## What to produce
Report all lines in the records that hold the string "title".

-------------------------

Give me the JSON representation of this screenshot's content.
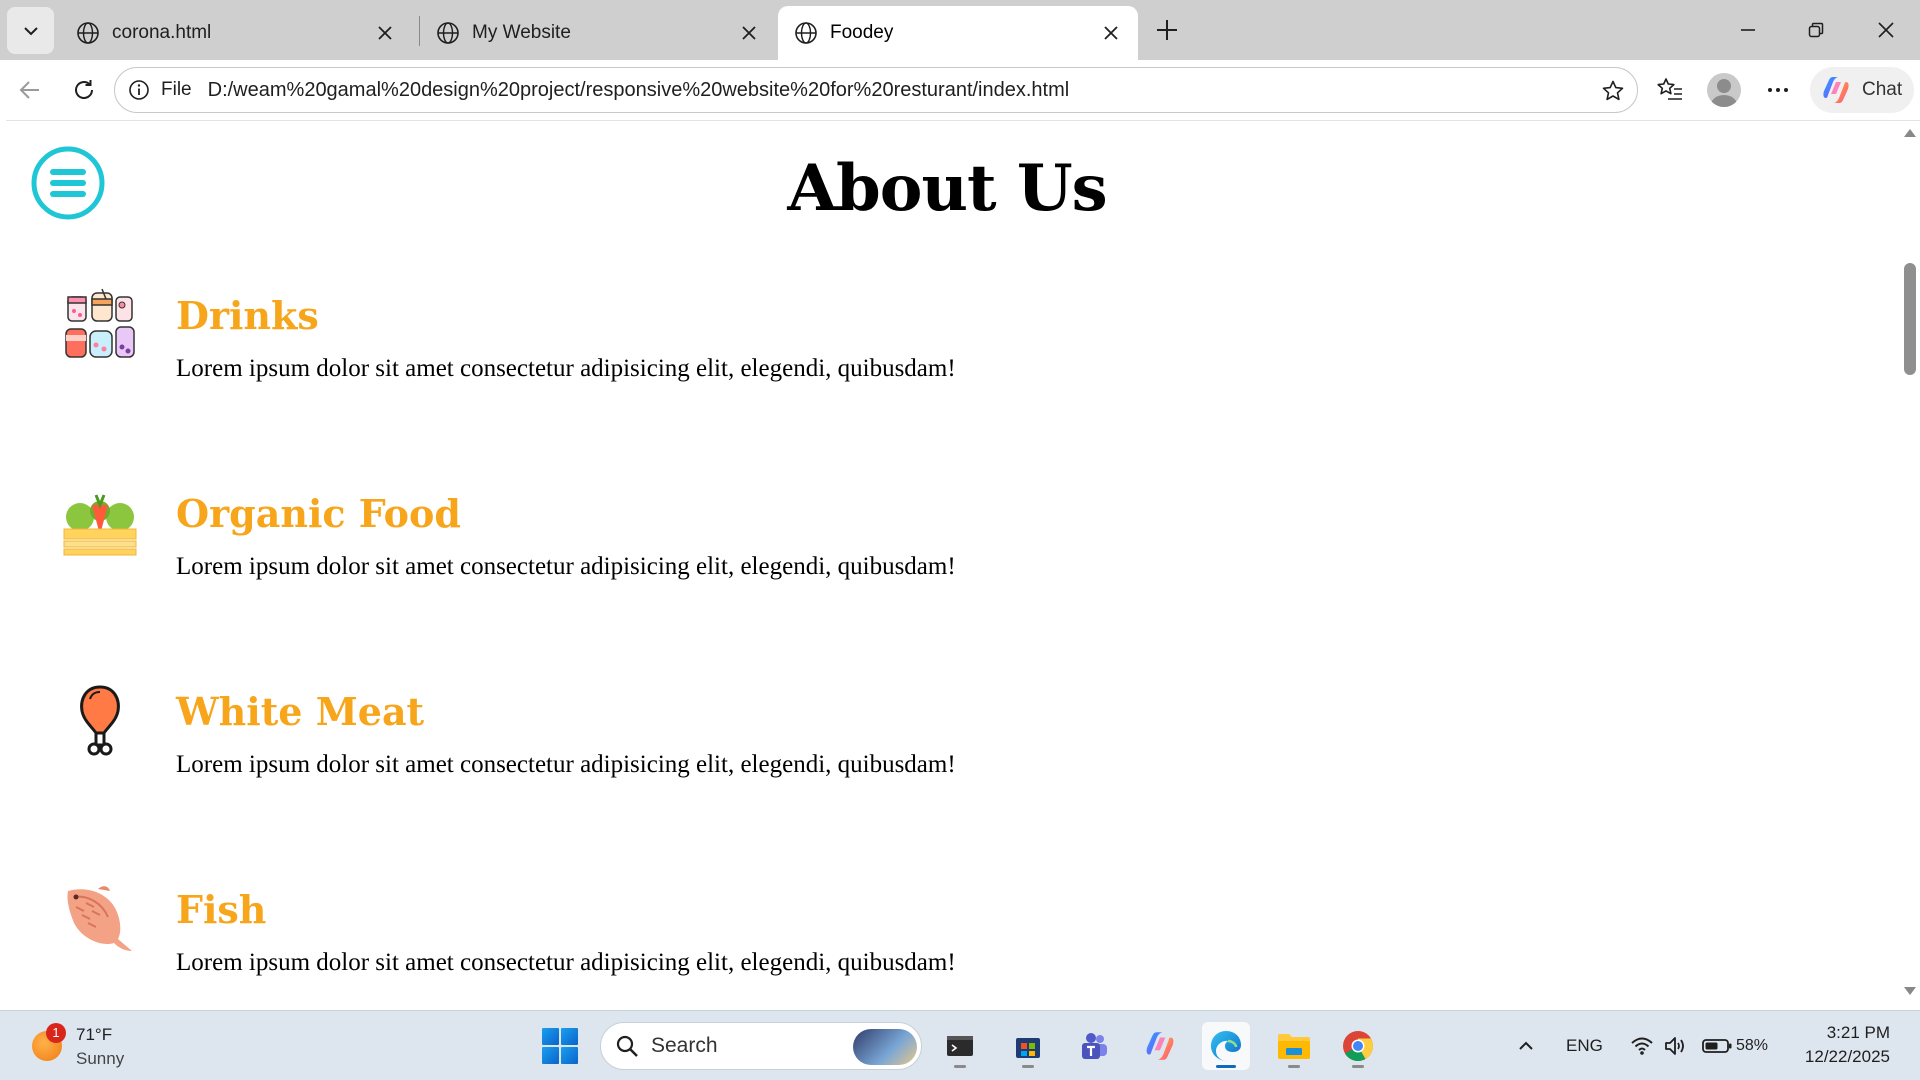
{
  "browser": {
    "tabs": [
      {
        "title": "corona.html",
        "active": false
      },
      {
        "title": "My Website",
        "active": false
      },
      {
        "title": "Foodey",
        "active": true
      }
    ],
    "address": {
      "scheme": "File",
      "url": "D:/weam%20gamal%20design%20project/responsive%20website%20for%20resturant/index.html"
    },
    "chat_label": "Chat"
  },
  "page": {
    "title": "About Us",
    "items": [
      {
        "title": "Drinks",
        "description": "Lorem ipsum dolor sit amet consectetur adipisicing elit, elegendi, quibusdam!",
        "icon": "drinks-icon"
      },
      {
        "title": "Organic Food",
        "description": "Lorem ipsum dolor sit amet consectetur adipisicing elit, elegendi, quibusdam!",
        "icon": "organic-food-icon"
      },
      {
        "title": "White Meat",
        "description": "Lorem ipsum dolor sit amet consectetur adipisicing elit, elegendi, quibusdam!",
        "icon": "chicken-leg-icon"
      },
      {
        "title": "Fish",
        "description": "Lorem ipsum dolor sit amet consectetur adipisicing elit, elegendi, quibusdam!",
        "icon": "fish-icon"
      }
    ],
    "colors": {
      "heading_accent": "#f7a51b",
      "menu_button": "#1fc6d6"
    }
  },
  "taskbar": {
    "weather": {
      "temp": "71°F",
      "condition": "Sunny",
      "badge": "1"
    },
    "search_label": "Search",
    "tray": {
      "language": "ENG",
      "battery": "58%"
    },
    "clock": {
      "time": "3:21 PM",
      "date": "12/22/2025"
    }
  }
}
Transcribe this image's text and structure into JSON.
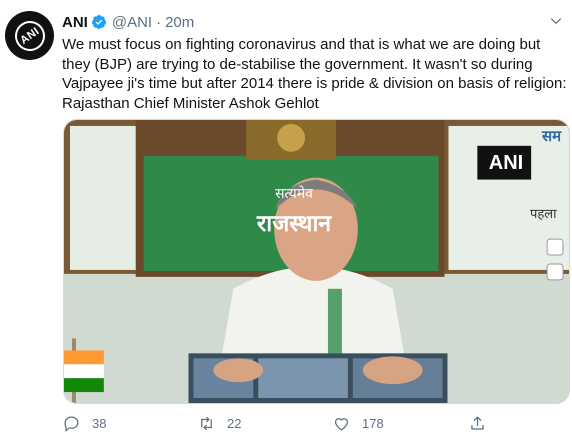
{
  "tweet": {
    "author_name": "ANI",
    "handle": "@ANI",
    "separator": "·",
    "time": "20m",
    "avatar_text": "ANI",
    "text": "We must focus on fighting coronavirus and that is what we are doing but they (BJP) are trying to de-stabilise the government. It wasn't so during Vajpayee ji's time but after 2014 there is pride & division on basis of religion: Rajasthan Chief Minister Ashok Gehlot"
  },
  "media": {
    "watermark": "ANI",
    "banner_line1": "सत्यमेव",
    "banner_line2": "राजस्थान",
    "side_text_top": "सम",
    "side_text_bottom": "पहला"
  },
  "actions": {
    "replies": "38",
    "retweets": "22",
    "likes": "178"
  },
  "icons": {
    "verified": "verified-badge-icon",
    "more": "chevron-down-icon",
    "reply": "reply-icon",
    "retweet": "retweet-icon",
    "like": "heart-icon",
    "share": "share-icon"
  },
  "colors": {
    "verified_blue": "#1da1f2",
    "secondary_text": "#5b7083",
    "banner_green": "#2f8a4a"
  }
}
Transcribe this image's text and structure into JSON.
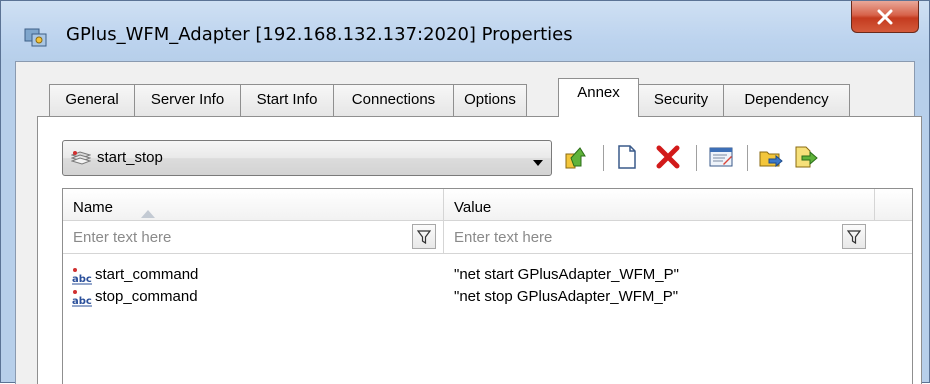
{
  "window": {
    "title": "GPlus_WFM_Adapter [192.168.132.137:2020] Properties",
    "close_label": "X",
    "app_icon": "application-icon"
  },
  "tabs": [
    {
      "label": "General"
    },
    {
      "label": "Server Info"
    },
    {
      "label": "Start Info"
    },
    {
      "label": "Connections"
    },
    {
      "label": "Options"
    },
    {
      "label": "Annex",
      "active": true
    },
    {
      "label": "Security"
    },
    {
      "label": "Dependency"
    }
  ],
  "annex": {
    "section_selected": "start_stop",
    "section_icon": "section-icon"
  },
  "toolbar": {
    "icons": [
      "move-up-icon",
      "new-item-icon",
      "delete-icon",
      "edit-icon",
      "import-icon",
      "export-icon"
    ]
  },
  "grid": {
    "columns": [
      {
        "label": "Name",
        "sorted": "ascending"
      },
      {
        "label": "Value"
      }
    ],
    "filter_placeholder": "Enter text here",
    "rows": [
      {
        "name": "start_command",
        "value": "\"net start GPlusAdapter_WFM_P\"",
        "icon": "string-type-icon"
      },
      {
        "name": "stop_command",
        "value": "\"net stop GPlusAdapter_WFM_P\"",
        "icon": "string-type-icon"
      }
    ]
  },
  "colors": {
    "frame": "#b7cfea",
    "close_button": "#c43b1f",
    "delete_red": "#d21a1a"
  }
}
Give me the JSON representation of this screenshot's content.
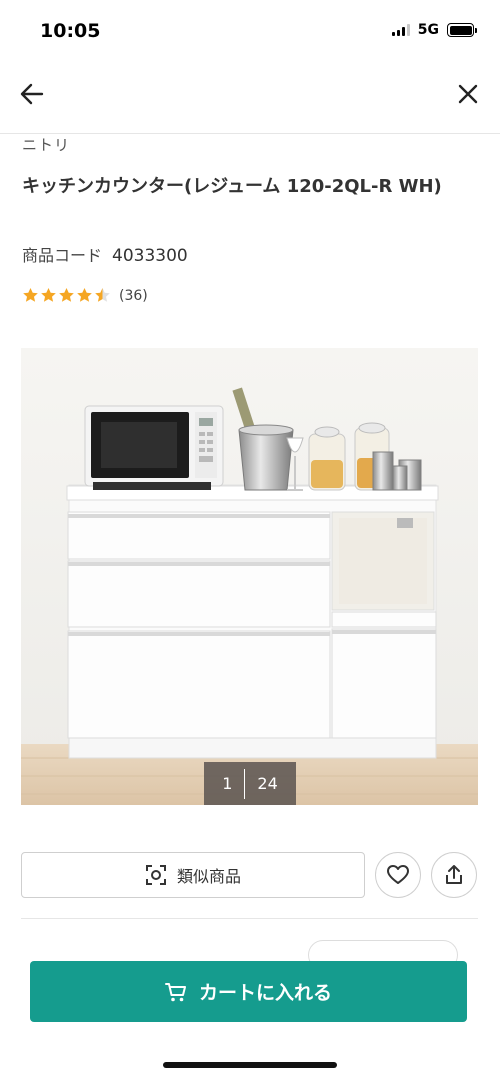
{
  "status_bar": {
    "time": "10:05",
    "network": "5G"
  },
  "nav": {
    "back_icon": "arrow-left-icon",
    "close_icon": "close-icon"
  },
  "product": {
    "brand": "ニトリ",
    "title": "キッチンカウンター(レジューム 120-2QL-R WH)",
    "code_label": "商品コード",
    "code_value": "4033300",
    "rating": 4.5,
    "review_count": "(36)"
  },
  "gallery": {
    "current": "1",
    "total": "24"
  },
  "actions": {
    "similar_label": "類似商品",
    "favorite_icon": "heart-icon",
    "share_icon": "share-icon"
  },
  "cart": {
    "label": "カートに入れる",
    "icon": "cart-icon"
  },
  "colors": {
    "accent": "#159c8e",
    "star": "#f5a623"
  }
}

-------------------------

## Your response
        "title": "corona.html",
        "title": "My Website",
        "title": "Foodey",
    "title": "About Us",
        "title": "Drinks",
        "title": "Organic Food",
        "title": "White Meat",
        "title": "Fish",
    "title": "GPlus_WFM_Adapter [192.168.132.137:2020] Properties",
    "title": "キッチンカウンター(レジューム 120-2QL-R WH)",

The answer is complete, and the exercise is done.